Nepal: Why are Nepalese pro-Chinese but anti-Indian?
0 comments | by Dadichi Thapa on January 20 , 2017
India & China: Let us first understand the difference in their psychology through their popular board games, and see how it has shaped their cognitive and planning vis-a-vis international strategies.
1. Chess: Probably the most popular strategic board game in the world, and thought to be originated in India some time before the seventh century. Here, the opponent is deemed lost when checkmate i.e. King is killed.
Like their popular board game (Chess), India's strategy also boils down to the same fundamental psychology i.e to take control of the head of the government, hence the victory.
2. Go: The ancient Chinese strategic board game which is believed to be more than 2500 years old.
Like shown in the above picture, it too is two player game, but the objective of the game—as the translation of its name implies—is to surround a larger total area of the board with one's stones than the opponent by the end of the game. That is, it doesn't believe in single power system like the chess, but incapacitating the whole of its opponent units, which is, making its opponent immovable, in a simple sense. Though this game has simple rules, but the number of significant strategies that can be involved in this game is vast i.e. 10 raised to the power 761 compared to the estimated 10 raised to the power 120 in chess.
Now, if we introspect, for example United States of America, which too is a chess playing nation, it believed on its victory instantly when it brought down the "Heads" like Saddam Hussein (Iraq), Osama Bin Laden (Al Qaeda), Gaddafi (Libya) etc, only to realize the worse in the form of IS (Islamic State) etc as a residue. Same is with India here in case of Nepal. India only concentrated on the head of the government while formulating its strategies, for example the major political leaders of Nepal, and completely ignored the other small but key players as well as the non-Madhesi citizens (people of hills and mountains).
But, the China unlike the chess player, has "Go" game based strategies, i.e it believes in surrounding, and thus incapacitating. For example, if we consider India as China's opponent, let us observe China's military base surrounding India, often referred to as "String of Pearls Strategy".
The same strategy is being implemented in Nepal, or at least a form of its derivatives. China, unlike India, is filling up the vacuum created by India i.e. it is taking everyone into its trust, and not just some politico like India has - which has left the most Nepalese severely skeptical and angry about its intentions.
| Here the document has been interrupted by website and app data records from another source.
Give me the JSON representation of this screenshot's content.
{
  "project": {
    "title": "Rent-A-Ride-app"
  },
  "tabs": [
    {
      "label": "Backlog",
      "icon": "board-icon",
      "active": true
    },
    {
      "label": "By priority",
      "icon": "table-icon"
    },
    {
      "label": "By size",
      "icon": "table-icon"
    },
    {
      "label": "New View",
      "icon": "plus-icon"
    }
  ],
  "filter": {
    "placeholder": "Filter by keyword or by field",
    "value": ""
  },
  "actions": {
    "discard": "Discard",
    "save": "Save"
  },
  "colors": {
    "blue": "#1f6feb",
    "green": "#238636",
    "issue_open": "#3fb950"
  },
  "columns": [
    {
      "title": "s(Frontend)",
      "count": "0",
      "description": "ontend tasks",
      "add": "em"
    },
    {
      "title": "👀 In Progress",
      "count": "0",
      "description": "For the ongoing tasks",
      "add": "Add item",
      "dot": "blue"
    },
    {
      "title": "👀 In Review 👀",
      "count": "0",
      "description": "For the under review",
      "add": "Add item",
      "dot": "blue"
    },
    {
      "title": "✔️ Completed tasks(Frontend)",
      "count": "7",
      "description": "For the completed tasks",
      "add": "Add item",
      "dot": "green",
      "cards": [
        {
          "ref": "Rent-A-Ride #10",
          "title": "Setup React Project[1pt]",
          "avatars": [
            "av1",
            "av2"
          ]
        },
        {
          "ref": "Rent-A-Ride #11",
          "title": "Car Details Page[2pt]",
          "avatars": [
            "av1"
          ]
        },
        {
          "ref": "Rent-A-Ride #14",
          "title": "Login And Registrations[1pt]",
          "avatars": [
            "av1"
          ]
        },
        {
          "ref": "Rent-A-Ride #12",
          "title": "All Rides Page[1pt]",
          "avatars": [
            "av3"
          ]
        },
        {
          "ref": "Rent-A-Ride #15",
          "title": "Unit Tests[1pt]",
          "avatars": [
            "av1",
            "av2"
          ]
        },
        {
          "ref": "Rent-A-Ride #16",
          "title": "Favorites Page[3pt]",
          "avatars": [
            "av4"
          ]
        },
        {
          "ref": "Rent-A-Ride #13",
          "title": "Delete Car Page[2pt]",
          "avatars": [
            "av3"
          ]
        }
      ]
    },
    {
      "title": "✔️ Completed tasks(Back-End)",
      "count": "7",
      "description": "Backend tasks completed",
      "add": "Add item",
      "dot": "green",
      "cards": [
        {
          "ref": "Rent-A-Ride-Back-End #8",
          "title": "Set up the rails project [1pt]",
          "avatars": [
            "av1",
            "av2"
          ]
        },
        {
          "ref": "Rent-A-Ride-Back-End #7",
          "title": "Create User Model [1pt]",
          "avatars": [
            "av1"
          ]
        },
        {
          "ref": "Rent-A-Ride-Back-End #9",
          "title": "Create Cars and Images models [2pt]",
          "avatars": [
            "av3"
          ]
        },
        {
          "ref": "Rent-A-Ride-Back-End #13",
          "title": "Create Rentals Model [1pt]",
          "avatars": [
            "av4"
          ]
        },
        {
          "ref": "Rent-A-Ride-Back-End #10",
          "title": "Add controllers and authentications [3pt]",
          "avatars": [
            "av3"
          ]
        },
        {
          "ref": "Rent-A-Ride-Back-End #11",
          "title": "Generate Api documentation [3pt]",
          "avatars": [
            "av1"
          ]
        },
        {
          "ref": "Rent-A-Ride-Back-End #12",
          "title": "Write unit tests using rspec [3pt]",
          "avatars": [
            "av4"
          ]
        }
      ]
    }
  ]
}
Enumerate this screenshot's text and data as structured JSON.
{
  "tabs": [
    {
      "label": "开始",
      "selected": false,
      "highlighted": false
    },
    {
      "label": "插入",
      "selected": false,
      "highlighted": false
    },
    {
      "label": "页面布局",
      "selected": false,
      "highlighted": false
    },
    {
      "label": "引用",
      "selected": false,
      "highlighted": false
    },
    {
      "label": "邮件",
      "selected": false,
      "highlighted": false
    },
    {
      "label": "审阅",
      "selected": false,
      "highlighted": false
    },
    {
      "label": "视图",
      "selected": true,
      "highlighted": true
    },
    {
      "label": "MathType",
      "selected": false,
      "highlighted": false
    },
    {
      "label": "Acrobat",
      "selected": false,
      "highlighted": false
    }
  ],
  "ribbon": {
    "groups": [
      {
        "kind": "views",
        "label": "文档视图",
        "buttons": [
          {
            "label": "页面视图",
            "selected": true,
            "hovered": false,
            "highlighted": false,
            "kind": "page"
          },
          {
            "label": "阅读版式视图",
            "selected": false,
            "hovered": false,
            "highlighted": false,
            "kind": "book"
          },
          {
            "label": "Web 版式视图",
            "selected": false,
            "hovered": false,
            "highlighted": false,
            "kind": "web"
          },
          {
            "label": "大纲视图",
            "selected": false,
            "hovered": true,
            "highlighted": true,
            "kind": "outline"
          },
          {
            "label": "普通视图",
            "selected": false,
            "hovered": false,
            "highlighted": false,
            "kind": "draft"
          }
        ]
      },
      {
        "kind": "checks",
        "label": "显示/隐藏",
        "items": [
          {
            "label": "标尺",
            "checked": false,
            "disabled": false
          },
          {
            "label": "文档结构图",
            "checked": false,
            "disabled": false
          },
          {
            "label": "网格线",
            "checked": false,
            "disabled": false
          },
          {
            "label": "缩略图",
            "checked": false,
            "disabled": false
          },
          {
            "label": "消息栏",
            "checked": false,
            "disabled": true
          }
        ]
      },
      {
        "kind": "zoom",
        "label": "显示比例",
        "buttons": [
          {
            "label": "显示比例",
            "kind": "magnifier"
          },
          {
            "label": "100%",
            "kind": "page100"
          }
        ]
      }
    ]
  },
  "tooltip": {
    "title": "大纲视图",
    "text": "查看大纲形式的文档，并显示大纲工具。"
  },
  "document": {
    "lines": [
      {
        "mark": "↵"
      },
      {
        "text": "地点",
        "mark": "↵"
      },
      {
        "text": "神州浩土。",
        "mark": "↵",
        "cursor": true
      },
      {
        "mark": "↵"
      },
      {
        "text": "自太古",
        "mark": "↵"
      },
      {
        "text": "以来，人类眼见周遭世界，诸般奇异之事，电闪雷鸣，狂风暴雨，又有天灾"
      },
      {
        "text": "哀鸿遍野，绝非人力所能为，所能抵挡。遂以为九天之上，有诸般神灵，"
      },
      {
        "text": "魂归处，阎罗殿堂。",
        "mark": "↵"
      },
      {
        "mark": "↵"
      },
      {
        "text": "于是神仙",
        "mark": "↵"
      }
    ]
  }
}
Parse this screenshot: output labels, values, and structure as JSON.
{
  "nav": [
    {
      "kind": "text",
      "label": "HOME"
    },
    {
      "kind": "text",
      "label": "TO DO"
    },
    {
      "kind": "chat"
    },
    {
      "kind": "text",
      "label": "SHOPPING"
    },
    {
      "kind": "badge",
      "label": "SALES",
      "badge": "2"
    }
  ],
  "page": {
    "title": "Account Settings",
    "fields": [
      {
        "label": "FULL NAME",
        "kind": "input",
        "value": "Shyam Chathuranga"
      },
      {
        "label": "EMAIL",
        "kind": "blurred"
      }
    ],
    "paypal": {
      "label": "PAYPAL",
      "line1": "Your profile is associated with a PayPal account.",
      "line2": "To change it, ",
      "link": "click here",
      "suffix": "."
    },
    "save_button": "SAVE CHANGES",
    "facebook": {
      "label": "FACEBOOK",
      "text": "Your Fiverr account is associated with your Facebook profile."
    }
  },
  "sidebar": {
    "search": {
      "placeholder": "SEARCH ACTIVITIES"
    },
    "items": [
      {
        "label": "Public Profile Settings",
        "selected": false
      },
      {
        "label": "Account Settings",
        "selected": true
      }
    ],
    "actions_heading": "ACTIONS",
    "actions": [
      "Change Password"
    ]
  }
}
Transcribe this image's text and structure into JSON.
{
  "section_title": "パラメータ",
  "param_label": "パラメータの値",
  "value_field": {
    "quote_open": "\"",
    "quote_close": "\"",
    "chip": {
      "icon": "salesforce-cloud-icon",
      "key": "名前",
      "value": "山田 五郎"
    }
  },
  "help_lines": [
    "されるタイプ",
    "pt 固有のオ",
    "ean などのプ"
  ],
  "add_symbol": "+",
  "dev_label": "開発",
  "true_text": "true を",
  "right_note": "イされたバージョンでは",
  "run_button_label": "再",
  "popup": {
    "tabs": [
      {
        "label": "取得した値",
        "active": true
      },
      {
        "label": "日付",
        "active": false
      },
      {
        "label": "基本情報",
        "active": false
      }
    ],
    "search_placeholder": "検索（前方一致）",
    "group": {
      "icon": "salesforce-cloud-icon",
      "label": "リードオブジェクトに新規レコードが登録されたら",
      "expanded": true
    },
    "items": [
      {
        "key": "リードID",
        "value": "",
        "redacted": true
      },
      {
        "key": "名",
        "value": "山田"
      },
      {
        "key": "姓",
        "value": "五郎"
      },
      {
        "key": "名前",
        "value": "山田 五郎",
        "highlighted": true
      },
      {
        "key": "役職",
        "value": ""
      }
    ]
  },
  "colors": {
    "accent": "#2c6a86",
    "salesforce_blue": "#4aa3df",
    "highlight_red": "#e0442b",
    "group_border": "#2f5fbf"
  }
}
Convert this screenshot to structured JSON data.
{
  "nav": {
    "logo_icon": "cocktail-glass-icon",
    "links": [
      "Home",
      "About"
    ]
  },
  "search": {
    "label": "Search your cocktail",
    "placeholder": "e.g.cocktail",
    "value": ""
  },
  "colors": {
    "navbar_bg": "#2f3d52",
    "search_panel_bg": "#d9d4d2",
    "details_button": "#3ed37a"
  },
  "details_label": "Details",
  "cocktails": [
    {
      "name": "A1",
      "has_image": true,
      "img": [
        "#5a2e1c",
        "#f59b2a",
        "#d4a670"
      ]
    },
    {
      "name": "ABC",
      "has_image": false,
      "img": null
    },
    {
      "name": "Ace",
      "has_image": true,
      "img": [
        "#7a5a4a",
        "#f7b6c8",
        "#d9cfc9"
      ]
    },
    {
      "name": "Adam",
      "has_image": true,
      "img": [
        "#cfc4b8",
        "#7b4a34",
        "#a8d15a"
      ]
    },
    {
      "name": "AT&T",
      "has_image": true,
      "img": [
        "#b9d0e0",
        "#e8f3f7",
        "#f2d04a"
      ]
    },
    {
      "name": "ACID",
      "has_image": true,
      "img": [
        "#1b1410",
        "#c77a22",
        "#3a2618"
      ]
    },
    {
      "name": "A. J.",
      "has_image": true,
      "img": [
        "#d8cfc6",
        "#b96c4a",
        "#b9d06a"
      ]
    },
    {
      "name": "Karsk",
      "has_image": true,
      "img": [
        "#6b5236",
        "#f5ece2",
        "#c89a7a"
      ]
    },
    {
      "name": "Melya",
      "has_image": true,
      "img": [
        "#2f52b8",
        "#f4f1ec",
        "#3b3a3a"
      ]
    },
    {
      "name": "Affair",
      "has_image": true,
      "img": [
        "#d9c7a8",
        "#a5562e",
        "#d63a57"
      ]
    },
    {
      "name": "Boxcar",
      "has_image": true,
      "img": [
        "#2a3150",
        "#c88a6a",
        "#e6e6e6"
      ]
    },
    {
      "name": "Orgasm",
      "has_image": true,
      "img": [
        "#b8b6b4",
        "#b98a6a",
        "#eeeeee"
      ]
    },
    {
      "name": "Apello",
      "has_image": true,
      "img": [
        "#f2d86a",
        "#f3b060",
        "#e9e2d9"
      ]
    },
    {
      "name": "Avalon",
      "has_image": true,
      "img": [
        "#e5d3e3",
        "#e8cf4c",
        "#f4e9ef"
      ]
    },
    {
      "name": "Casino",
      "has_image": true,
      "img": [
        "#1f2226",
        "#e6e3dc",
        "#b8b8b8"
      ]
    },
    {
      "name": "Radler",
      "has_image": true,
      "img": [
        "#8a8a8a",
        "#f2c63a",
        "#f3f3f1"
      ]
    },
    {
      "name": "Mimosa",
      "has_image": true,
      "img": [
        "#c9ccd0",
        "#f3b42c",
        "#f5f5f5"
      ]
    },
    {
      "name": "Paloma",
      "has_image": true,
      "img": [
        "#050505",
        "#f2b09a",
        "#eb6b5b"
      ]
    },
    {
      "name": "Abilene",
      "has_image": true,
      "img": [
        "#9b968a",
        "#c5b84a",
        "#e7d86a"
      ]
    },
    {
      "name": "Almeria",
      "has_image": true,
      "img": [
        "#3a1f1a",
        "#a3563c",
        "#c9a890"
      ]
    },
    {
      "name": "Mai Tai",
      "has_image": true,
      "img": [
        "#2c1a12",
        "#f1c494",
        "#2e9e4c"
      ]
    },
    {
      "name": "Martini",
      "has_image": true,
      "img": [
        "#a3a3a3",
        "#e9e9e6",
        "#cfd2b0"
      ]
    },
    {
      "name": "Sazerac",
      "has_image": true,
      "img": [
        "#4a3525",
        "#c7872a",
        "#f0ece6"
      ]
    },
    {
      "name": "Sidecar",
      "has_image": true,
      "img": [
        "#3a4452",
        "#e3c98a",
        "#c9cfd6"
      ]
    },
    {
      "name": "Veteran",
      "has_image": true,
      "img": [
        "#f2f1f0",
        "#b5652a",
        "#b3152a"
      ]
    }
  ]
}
Now the situation is, the most popular party Nepali Congress, which is believed to have some ties with India, is desperately gasping for some free space and fresh air.
Now, coming to the question, " Why are Nepalese Pro-Chinese but anti - Indian?", all I want to say is, because of India's poor bureaucracy and outdated RAW. I literally am confused: Is India arrogant or ignorant? Despite of the fact, unlike China, India - Nepal has not only state-state ties, but also, people-people, religion-religion, culture-culture relationship which is such a great asset and advantage, but yet India is losing trust of Nepal in a considerable amount. I don't know why India assigns inexperience bureaucrats to handle Indo-Nepal relationship; I don't understand why India still trust on R&AW, as history suggests, it has always failed to acquire its objective when it comes to Nepal ( Mission R&AW by RK Yadav). Nepal, which means protected by a sage, has survived for thousands of years of wars; I don't understand, why India continuously mistakes talent for luck.
Don't ask but introspect, why there is growing pro-Chinese feelings in Nepal? If you are still dumb to understand, lookup on the above "String of Pearls Strategy" map, and imagine one more pearl in the string in the form of Nepal, very close to the heart and neck of India.
In a nutshell, I hope India will stop unnecessary meddling in Nepal's internal affairs; instead works together to strengthen the relationship through mutually beneficial policies, or else, in time, it will destroy Nepal, as well as itself.
by Javid Husain on 24th , February 2018
by By Peter Korzun on 23rd , February 2018
by Munir Akram on 20th , February 2018
by Brian Cloughley on 19th , February 2018
by Brian Cloughley on 17th , February 2018
by Dr Ramzy Baroud on 15th , February 2018
by Kancha Ilaiah Shepherd on 13th , February 2018
by Andre Vltchek on 12th , February 2018
by admin on 11th , February 2018
by Taj Hashmi on 9th , February 2018